Old North State Report - March 10, 2017
The defining subject of the 2017 legislative session thus far has been the tension between the executive and legislative branches. This week was no exception.
After confirming one of Governor Roy Cooper’s Cabinet appointments last week, various Senate committees issued subpoenas requiring four more nominees (Transportation Secretary Jim Trogden, Public Safety Secretary Erik Hooks, Natural and Cultural Resources Secretary Suzi Hamilton, and Environmental Quality Secretary Michael Regan) to appear in coming days. Meanwhile a three-judge panel continued to hear arguments from lawyers for Cooper and legislative leaders about whether the confirmation law approved in December is constitutional.

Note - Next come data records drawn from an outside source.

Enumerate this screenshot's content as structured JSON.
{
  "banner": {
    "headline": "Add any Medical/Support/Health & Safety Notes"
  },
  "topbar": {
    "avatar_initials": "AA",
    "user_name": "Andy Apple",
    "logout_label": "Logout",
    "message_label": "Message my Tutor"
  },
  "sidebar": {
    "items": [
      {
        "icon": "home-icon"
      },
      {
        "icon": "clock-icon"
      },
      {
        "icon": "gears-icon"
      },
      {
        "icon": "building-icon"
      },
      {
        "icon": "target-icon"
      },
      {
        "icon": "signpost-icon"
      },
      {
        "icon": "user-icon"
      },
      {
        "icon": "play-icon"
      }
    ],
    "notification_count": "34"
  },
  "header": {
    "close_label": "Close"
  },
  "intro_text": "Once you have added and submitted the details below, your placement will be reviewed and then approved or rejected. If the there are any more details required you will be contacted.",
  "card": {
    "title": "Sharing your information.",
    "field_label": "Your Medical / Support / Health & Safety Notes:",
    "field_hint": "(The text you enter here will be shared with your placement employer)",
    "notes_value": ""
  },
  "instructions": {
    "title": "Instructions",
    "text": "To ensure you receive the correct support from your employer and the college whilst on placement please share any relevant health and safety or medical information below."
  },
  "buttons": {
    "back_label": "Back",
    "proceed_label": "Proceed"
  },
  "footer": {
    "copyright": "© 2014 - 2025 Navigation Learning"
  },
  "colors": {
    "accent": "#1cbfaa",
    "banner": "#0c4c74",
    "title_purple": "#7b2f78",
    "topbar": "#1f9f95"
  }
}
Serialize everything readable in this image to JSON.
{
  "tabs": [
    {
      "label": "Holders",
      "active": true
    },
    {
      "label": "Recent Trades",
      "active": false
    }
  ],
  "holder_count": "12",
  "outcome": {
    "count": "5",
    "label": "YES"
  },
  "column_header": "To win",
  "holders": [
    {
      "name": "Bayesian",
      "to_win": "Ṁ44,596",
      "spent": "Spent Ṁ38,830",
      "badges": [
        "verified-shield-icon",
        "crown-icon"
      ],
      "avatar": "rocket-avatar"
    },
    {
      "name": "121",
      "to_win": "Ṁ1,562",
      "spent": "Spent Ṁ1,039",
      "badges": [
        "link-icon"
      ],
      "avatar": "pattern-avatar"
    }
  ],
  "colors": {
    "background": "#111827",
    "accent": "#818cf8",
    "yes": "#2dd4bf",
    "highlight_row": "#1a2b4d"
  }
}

On the other side of the chamber, the House passed a trio of bills that would reduce the governor's ability to make judicial appointments by reducing the size of the Court of Appeals, giving lawmakers the power to fill District Court vacancies, and appointing special Superior Court judges. Democrats predicted these bills, if ultimately approved, would also end up in court fights over the separation of powers.

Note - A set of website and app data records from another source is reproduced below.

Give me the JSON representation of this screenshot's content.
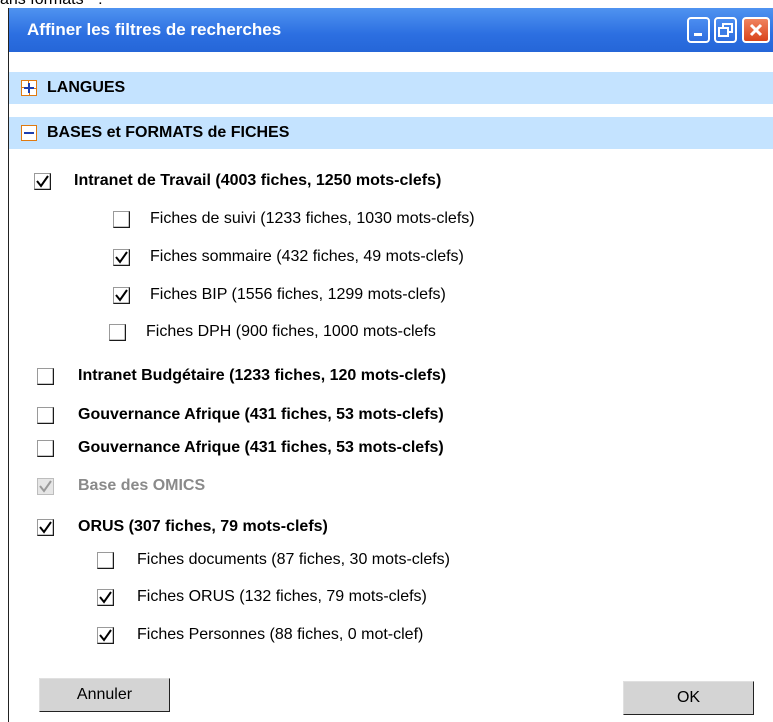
{
  "top_text": "ans formats \" :",
  "window": {
    "title": "Affiner les filtres de recherches",
    "controls": {
      "minimize_icon": "minimize-icon",
      "restore_icon": "restore-icon",
      "close_icon": "close-icon"
    }
  },
  "sections": [
    {
      "label": "LANGUES",
      "state": "collapsed",
      "icon": "expand-plus-icon"
    },
    {
      "label": "BASES et FORMATS de FICHES",
      "state": "expanded",
      "icon": "collapse-minus-icon"
    }
  ],
  "bases": [
    {
      "label": "Intranet de Travail (4003 fiches, 1250 mots-clefs)",
      "checked": true,
      "enabled": true,
      "children": [
        {
          "label": "Fiches de suivi (1233 fiches, 1030 mots-clefs)",
          "checked": false
        },
        {
          "label": "Fiches sommaire (432 fiches, 49 mots-clefs)",
          "checked": true
        },
        {
          "label": "Fiches BIP (1556 fiches, 1299 mots-clefs)",
          "checked": true
        },
        {
          "label": "Fiches DPH (900 fiches, 1000 mots-clefs",
          "checked": false
        }
      ]
    },
    {
      "label": "Intranet Budgétaire (1233 fiches, 120 mots-clefs)",
      "checked": false,
      "enabled": true
    },
    {
      "label": "Gouvernance Afrique (431 fiches, 53 mots-clefs)",
      "checked": false,
      "enabled": true
    },
    {
      "label": "Gouvernance Afrique (431 fiches, 53 mots-clefs)",
      "checked": false,
      "enabled": true
    },
    {
      "label": "Base des OMICS",
      "checked": true,
      "enabled": false
    },
    {
      "label": "ORUS (307 fiches, 79 mots-clefs)",
      "checked": true,
      "enabled": true,
      "children": [
        {
          "label": "Fiches documents (87 fiches, 30 mots-clefs)",
          "checked": false
        },
        {
          "label": "Fiches ORUS (132 fiches, 79 mots-clefs)",
          "checked": true
        },
        {
          "label": "Fiches Personnes (88 fiches, 0 mot-clef)",
          "checked": true
        }
      ]
    }
  ],
  "buttons": {
    "cancel": "Annuler",
    "ok": "OK"
  },
  "colors": {
    "titlebar": "#2c6fe1",
    "section_bg": "#c4e3ff",
    "button_bg": "#d4d4d4",
    "disabled_text": "#8a8a8a"
  }
}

In the backdrop of these quarrels were the ongoing conversations about the state’s “bathroom bill.” House Speaker Tim Moore, Senate leader Phil Berger and the Governor met at the Executive Mansion to discuss last year’s law known as House Bill 2. Accounts of the negotiations between the principals and their emissaries are fairly consistent. The Senate Republicans are skeptical that the Governor will agree to any bill crafted by House Republicans. Cooper and Moore are at odds over a provision about referenda for local nondiscrimination ordinances.
The House and Senate will meet in a joint session this coming Monday night, March 13th, to hear Governor Cooper’s first “State of the State” address. It should be interesting!
In other news…
The “Strengthen Opioid Misuse Prevention (STOP) Act” was introduced by a bipartisan group of legislators and new Attorney General Josh Stein. It would put additional restrictions on medical providers who prescribe and dispense opioid drugs like OxyContin and morphine and limit their public supply. The measure also would expand an existing law that created a statewide standing order at all pharmacies for access to a prescription drug that can reverse overdoses of opium-based drugs. A bill summary is available here:
The Senate is preparing to pass, once again, a measure that would place a constitutional amendment on the ballot limiting the state’s income tax at 5.5%. The current income tax rate is 5.499 percent and the constitutional limit on income taxes is now 10 percent. Lowering the rate would make it difficult to reverse many of the changes to the state budget that legislative Republicans have brought since winning the majority in 2010. A bill summary is available here:
The articles published in this newsletter are intended only to provide general information on the subjects covered. The contents should not be construed as legal advice or a legal opinion. Readers should consult with legal counsel to obtain specific legal advice based on particular situations.